Start of Task input

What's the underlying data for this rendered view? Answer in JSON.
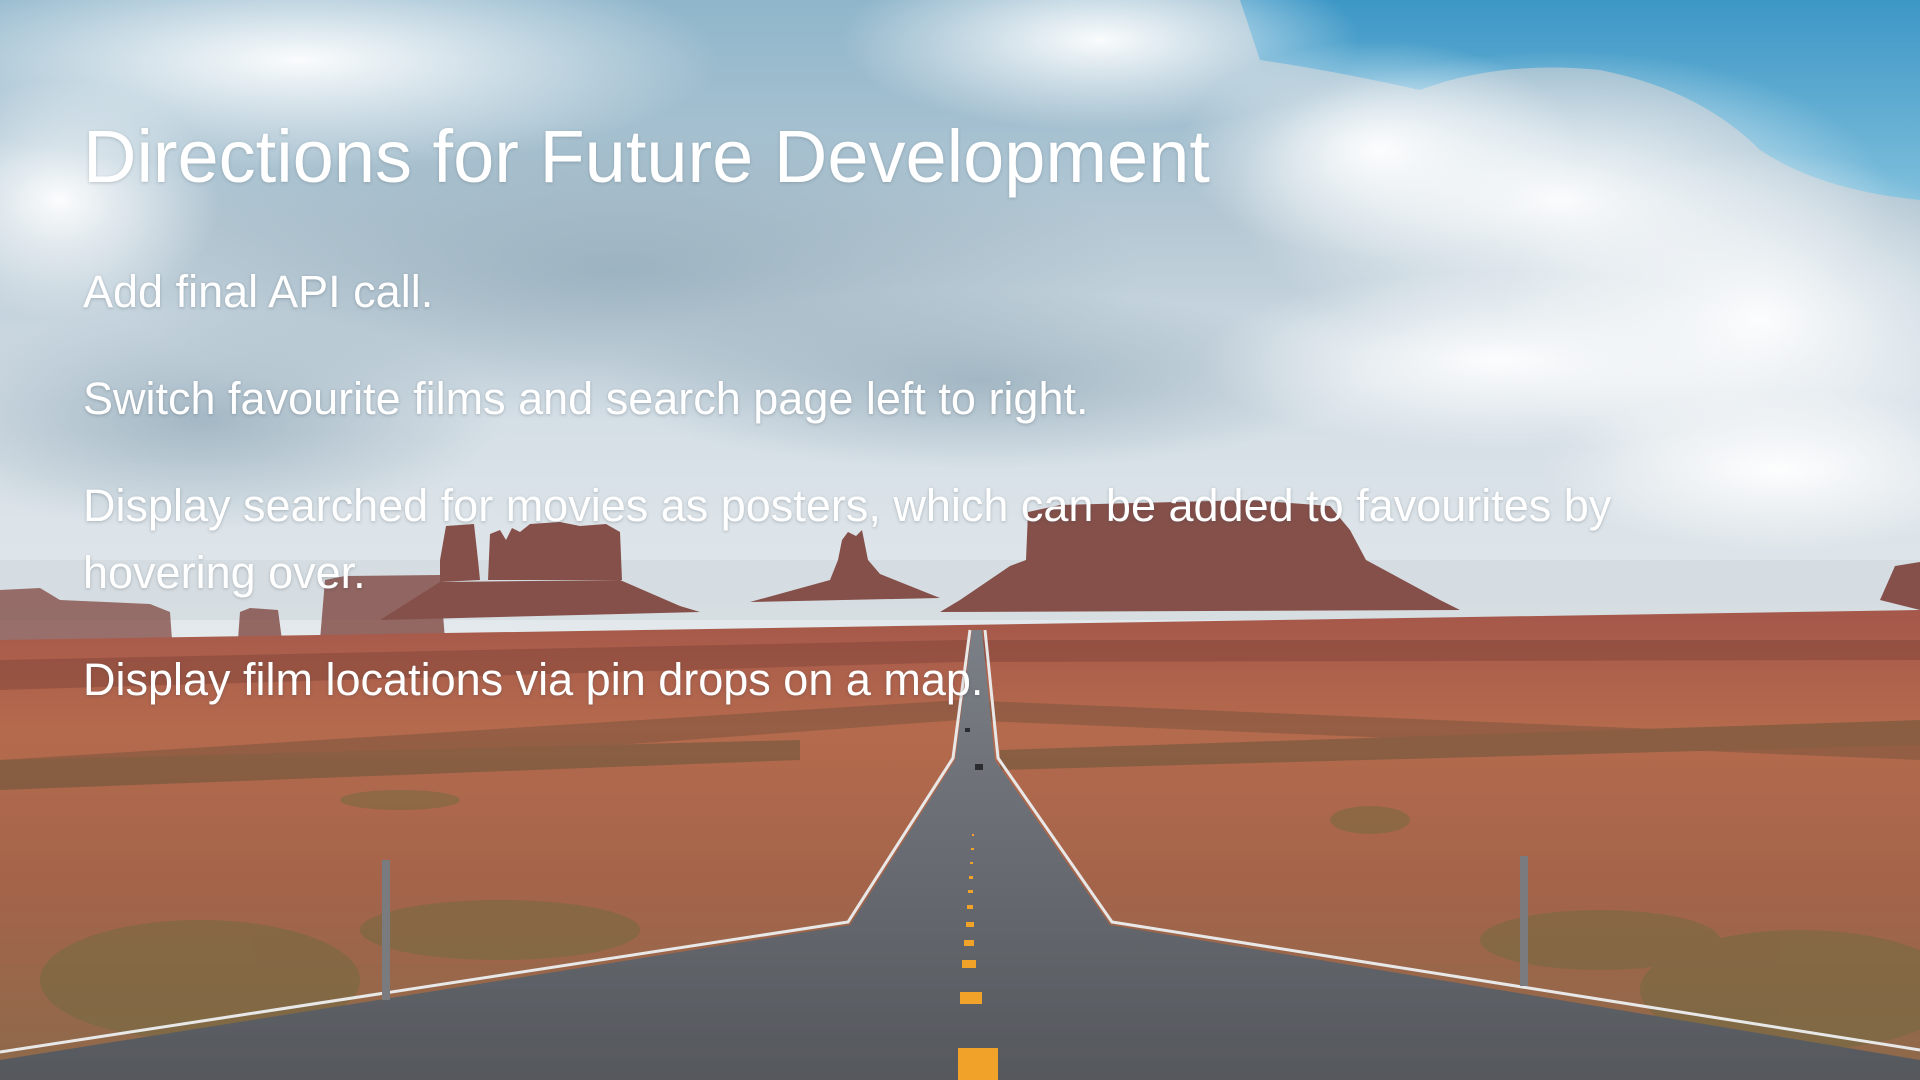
{
  "slide": {
    "title": "Directions for Future Development",
    "bullets": [
      {
        "text": "Add final API call."
      },
      {
        "text": "Switch favourite films and search page left to right."
      },
      {
        "text": "Display searched for movies as posters, which can be added to favourites by hovering over."
      },
      {
        "text": "Display film locations via pin drops on a map."
      }
    ]
  },
  "background": {
    "description_icon": "desert-road-photo",
    "colors": {
      "sky_top": "#4f9fc8",
      "sky_haze": "#c7d5df",
      "cloud": "#f3f6f8",
      "desert": "#b8674a",
      "road": "#5e6166",
      "road_line": "#f0a328",
      "mesa": "#8a4e45"
    }
  }
}
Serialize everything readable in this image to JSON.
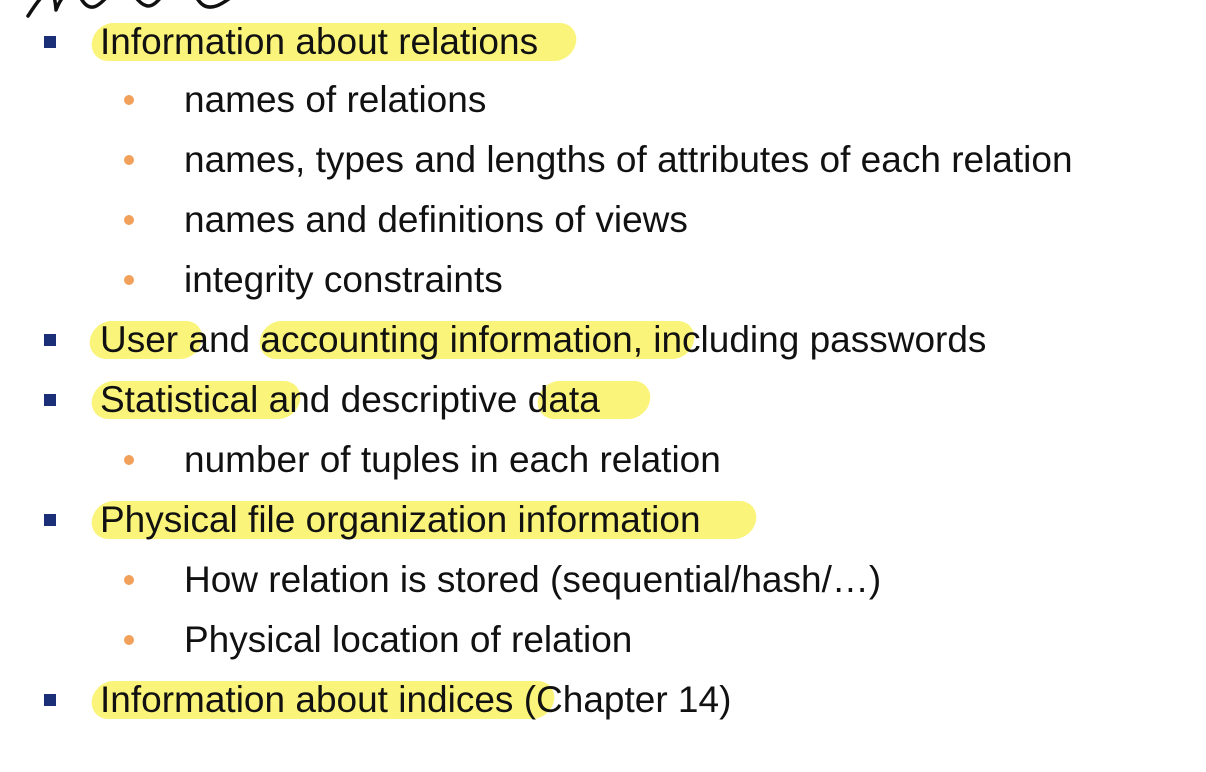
{
  "slide": {
    "items": [
      {
        "text": "Information about relations",
        "subitems": [
          "names of relations",
          "names, types and lengths of attributes of each relation",
          "names and definitions of views",
          "integrity constraints"
        ]
      },
      {
        "text": "User and accounting information, including passwords"
      },
      {
        "text": "Statistical and descriptive data",
        "subitems": [
          "number of tuples in each relation"
        ]
      },
      {
        "text": "Physical file organization information",
        "subitems": [
          "How relation is stored (sequential/hash/…)",
          "Physical location of relation"
        ]
      },
      {
        "text": "Information about indices (Chapter 14)"
      }
    ]
  },
  "colors": {
    "square_bullet": "#1b2f78",
    "round_bullet": "#f2a15b",
    "highlight": "#fbf47a",
    "text": "#111111"
  }
}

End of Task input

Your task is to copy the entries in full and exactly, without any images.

What's the underlying data for this rendered view? Answer in JSON.
{
  "slide": {
    "title": "Directions for Future Development",
    "bullets": [
      {
        "text": "Add final API call."
      },
      {
        "text": "Switch favourite films and search page left to right."
      },
      {
        "text": "Display searched for movies as posters, which can be added to favourites by hovering over."
      },
      {
        "text": "Display film locations via pin drops on a map."
      }
    ]
  },
  "background": {
    "description_icon": "desert-road-photo",
    "colors": {
      "sky_top": "#4f9fc8",
      "sky_haze": "#c7d5df",
      "cloud": "#f3f6f8",
      "desert": "#b8674a",
      "road": "#5e6166",
      "road_line": "#f0a328",
      "mesa": "#8a4e45"
    }
  }
}
Serialize everything readable in this image to JSON.
{
  "slide": {
    "items": [
      {
        "text": "Information about relations",
        "subitems": [
          "names of relations",
          "names, types and lengths of attributes of each relation",
          "names and definitions of views",
          "integrity constraints"
        ]
      },
      {
        "text": "User and accounting information, including passwords"
      },
      {
        "text": "Statistical and descriptive data",
        "subitems": [
          "number of tuples in each relation"
        ]
      },
      {
        "text": "Physical file organization information",
        "subitems": [
          "How relation is stored (sequential/hash/…)",
          "Physical location of relation"
        ]
      },
      {
        "text": "Information about indices (Chapter 14)"
      }
    ]
  },
  "colors": {
    "square_bullet": "#1b2f78",
    "round_bullet": "#f2a15b",
    "highlight": "#fbf47a",
    "text": "#111111"
  }
}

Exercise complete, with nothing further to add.